_Task to carry out_
Gather every line from the entries below that includes "glyph".

_Data supplied_
[Start of Attachment]

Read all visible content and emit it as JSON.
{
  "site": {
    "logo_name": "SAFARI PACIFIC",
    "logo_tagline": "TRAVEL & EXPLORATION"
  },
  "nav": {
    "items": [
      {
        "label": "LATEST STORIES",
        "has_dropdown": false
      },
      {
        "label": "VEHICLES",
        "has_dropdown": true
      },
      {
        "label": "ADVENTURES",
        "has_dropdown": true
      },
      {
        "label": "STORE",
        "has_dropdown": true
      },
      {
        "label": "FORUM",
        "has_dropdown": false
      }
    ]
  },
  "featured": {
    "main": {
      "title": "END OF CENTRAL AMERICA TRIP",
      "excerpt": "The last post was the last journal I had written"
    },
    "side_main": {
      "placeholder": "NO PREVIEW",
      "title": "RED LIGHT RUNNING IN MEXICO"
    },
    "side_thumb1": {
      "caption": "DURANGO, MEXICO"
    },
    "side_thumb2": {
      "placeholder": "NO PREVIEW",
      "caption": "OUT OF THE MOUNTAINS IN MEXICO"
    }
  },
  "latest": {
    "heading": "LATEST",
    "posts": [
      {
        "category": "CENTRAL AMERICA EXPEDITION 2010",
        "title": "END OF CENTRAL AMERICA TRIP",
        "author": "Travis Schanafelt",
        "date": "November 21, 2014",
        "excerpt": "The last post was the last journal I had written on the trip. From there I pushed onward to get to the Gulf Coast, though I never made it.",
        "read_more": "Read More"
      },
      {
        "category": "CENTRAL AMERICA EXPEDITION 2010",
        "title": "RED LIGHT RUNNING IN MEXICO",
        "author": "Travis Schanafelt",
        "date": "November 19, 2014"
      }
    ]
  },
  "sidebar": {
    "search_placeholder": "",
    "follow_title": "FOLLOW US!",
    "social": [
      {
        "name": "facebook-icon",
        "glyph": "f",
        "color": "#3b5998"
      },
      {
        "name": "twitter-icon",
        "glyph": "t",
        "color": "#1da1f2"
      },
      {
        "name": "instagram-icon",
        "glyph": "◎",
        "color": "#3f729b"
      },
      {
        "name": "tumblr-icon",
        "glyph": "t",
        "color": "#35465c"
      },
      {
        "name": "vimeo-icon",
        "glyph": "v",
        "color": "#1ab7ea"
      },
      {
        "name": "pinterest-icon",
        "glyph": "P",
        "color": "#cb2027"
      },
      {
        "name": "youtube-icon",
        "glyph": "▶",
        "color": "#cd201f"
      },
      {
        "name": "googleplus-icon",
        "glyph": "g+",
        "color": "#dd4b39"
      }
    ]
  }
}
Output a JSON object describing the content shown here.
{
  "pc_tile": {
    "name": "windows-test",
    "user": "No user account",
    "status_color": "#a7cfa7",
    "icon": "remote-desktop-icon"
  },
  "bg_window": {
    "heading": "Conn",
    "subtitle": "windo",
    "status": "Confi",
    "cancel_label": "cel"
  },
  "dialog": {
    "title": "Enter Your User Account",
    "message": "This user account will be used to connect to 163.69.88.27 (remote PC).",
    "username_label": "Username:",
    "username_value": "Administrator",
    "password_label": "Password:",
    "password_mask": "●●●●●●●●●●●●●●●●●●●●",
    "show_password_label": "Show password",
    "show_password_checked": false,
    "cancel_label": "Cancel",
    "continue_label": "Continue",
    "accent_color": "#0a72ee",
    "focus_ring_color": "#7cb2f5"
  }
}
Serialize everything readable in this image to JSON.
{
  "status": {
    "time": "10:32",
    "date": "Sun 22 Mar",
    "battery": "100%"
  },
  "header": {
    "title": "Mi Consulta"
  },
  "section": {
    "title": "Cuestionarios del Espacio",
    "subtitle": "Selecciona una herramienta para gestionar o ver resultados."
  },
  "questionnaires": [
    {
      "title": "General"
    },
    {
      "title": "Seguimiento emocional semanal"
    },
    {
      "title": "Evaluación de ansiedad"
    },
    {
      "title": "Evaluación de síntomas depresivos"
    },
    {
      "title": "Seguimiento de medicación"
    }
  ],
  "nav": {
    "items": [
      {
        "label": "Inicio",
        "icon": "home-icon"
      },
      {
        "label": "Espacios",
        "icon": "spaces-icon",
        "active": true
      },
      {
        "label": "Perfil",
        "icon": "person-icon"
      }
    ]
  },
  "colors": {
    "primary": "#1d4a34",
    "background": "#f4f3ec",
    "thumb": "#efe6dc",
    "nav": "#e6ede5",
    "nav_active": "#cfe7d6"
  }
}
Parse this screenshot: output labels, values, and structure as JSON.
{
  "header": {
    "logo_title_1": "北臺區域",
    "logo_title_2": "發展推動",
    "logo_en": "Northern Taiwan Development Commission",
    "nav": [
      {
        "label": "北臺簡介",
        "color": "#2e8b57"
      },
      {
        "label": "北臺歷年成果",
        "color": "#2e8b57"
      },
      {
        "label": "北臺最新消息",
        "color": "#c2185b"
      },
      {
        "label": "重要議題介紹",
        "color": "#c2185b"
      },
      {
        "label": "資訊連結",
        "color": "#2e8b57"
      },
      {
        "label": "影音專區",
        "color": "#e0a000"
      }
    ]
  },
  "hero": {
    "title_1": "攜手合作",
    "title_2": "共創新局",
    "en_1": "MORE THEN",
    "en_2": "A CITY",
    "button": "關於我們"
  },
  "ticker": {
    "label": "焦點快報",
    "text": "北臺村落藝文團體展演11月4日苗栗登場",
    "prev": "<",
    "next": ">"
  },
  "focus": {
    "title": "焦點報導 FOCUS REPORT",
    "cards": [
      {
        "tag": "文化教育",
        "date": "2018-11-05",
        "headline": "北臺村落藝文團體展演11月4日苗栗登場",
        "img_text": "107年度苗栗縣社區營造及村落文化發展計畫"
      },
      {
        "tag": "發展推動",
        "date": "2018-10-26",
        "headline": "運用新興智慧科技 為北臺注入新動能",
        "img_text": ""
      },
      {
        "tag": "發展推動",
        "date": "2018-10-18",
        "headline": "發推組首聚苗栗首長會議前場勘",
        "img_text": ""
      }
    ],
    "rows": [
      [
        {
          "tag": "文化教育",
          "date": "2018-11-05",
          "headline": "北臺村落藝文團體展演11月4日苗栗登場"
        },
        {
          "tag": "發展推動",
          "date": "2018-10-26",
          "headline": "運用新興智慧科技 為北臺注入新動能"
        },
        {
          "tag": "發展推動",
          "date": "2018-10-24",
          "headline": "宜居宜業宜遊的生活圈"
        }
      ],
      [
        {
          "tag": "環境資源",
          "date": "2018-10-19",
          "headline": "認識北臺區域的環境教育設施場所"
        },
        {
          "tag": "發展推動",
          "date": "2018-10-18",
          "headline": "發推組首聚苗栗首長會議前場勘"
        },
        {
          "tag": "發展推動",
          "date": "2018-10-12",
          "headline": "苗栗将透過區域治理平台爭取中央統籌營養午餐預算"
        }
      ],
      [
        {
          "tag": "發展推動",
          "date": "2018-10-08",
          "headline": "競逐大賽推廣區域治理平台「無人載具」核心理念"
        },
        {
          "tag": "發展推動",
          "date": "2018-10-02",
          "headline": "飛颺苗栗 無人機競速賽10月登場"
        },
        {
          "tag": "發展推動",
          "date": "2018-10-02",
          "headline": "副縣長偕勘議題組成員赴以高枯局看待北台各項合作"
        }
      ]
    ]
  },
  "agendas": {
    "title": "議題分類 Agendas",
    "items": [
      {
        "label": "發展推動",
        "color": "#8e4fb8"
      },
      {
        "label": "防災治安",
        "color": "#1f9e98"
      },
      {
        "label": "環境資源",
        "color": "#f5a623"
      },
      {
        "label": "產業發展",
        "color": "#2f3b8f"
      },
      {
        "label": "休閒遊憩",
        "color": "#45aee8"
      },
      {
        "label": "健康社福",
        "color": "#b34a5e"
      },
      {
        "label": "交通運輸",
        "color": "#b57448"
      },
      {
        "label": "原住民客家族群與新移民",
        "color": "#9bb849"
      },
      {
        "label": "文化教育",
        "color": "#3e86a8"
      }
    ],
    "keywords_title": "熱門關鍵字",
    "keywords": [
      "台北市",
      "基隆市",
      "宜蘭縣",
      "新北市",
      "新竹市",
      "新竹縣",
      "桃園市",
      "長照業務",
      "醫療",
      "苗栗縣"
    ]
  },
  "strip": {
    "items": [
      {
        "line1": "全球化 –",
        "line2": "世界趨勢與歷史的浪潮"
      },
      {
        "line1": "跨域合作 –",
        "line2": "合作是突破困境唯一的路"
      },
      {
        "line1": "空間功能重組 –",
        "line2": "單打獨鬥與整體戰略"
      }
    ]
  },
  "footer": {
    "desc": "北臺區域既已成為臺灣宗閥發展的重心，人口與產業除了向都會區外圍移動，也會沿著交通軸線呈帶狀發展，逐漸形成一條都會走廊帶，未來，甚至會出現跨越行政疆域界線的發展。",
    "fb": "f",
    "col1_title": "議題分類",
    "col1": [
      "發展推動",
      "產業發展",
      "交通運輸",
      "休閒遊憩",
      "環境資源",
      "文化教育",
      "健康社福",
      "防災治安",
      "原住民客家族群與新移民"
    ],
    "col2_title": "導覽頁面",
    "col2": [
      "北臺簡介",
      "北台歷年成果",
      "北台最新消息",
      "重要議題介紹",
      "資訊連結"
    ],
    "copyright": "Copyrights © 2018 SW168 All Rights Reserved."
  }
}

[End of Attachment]

_Written answer_
        "glyph": "f",
        "glyph": "t",
        "glyph": "◎",
        "glyph": "t",
        "glyph": "v",
        "glyph": "P",
        "glyph": "▶",
        "glyph": "g+",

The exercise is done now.